- REQUIRED ACTION -
From the records below, give the number of lines that include the word "Pilot". Add no other words.

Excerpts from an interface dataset
● ● ● ● ●
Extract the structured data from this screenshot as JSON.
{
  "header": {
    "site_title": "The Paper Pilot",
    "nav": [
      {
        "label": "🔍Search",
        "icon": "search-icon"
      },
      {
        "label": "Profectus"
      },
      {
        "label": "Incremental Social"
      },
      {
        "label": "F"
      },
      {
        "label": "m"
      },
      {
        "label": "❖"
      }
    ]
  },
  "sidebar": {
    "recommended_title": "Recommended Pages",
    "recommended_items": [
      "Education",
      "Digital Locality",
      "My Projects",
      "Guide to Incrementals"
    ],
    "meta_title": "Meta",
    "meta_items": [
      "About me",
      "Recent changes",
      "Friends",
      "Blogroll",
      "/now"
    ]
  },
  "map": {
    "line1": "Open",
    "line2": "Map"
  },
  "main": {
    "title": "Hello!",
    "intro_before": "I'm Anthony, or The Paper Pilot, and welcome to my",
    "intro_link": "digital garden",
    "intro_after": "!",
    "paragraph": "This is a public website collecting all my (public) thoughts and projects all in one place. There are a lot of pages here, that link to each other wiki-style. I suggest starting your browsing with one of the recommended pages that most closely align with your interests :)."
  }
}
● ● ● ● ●
- ANSWER SECTION -
2